When Should You Use a Will vs. a Trust?

When deciding whether to use a will or a trust, it’s important to consider factors such as your assets, your family situation, and your estate planning goals.

A will is generally a good option for individuals with relatively simple estates and assets, and who want to ensure that their assets are distributed in a specific way after their death. A will can be a good option for individuals who want to name a guardian for their minor children, or for individuals who want to ensure that a specific person is appointed as the executor of their estate.

A trust, on the other hand, is generally a better option for individuals with more complex assets or estate planning goals. Trusts can be used for a variety of purposes, such as estate planning, asset protection, and tax planning. Trusts can be used to provide for beneficiaries with special needs, to minimize estate taxes, or to avoid probate.

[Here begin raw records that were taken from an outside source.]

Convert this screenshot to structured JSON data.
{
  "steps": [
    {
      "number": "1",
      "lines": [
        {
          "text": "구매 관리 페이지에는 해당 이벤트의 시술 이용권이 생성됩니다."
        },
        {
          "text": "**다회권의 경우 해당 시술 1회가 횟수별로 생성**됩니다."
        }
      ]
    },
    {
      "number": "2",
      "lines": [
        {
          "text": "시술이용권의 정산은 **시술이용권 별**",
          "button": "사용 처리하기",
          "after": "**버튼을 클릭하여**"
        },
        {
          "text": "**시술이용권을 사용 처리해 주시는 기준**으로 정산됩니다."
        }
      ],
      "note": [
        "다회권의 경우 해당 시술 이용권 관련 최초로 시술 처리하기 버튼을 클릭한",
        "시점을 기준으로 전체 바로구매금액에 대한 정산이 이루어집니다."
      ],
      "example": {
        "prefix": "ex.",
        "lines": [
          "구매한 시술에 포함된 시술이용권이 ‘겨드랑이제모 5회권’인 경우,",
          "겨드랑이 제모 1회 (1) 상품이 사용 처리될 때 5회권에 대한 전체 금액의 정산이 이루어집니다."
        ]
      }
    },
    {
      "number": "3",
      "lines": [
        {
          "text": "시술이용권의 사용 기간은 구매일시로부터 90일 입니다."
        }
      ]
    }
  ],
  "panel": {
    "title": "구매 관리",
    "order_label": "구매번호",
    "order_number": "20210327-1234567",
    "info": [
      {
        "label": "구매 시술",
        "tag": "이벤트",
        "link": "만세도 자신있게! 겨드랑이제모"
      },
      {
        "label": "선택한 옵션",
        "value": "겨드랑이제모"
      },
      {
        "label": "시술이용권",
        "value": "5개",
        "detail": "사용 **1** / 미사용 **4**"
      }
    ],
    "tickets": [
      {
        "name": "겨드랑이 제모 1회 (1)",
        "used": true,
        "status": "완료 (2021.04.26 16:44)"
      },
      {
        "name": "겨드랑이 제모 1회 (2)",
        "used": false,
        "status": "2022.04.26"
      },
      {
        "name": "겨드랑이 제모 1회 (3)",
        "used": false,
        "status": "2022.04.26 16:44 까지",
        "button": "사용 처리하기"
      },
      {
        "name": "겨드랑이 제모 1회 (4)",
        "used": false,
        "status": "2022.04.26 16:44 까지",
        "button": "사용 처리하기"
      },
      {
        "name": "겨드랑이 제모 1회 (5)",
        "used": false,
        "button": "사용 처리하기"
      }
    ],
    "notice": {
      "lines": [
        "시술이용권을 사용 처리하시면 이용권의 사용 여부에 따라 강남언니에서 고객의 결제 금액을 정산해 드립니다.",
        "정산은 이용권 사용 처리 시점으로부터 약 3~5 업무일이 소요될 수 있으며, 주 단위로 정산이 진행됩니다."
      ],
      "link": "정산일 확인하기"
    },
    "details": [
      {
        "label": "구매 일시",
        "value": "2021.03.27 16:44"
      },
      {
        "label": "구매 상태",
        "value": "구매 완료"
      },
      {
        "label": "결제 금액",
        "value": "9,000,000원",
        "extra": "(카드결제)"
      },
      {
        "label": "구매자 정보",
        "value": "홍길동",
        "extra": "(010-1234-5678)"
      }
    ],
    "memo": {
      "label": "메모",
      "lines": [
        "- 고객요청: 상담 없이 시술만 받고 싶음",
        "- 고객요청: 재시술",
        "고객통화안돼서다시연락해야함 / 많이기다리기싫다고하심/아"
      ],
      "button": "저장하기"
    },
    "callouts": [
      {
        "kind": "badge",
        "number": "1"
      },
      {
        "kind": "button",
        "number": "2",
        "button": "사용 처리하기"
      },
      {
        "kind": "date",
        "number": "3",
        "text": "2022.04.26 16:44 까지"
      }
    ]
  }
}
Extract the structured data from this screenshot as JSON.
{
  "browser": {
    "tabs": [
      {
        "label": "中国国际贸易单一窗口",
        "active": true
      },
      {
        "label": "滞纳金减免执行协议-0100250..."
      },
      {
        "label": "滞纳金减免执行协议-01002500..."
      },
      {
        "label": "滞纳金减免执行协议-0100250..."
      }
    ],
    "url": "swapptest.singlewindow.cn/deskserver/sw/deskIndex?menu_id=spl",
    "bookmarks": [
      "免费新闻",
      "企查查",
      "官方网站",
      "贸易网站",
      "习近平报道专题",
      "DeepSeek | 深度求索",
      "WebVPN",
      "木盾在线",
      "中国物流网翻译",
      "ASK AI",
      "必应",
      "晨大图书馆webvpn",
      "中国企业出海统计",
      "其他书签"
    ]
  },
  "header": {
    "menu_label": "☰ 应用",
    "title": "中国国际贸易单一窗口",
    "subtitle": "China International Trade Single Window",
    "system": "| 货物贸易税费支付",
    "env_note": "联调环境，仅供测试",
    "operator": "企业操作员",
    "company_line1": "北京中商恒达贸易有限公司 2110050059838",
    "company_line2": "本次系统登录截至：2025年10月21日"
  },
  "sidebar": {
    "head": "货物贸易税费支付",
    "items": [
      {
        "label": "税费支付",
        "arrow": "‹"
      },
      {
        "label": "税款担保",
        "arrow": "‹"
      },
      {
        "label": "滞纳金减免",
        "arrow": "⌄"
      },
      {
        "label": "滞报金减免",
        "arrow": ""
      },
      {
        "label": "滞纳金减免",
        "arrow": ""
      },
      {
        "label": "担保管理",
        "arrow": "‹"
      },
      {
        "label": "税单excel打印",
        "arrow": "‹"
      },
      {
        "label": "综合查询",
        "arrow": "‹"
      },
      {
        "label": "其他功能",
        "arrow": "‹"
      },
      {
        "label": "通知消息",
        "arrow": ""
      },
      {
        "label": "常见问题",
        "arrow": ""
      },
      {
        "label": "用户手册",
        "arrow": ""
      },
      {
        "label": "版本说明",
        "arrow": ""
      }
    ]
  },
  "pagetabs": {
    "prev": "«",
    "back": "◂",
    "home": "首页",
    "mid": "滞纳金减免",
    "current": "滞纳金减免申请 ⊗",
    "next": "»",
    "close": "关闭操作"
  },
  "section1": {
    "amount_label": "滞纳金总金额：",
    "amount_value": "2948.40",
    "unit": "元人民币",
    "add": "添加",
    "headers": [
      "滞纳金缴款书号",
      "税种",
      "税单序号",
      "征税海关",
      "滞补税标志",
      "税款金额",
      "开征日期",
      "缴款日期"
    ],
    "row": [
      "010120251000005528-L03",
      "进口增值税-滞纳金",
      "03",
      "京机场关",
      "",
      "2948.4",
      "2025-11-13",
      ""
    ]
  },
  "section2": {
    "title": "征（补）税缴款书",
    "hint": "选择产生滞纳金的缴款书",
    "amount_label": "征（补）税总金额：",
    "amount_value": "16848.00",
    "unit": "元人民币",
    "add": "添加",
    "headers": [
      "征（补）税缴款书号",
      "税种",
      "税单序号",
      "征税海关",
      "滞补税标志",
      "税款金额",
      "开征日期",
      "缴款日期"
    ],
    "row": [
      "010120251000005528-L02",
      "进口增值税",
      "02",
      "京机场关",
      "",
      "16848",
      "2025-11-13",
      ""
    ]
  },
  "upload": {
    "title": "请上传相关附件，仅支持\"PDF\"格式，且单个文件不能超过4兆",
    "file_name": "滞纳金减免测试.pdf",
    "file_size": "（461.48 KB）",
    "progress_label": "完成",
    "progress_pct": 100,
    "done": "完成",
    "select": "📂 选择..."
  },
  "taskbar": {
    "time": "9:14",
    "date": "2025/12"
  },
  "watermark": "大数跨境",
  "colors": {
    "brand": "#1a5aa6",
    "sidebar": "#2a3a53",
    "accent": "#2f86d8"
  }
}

Trusts can also be used to provide for minor children or other beneficiaries who may not be able to manage assets on their own.

In summary, a will is a good option for individuals with relatively simple assets and estate planning goals, while a trust is a better option for individuals with more complex assets or estate planning goals, such as providing for beneficiaries with special needs, minimizing estate taxes, or avoiding probate.

If you have questions or concerns about your current estate plan or need to begin the estate planning process, call Lepore Law at 718-354-8646 and we would be happy to schedule a consultation.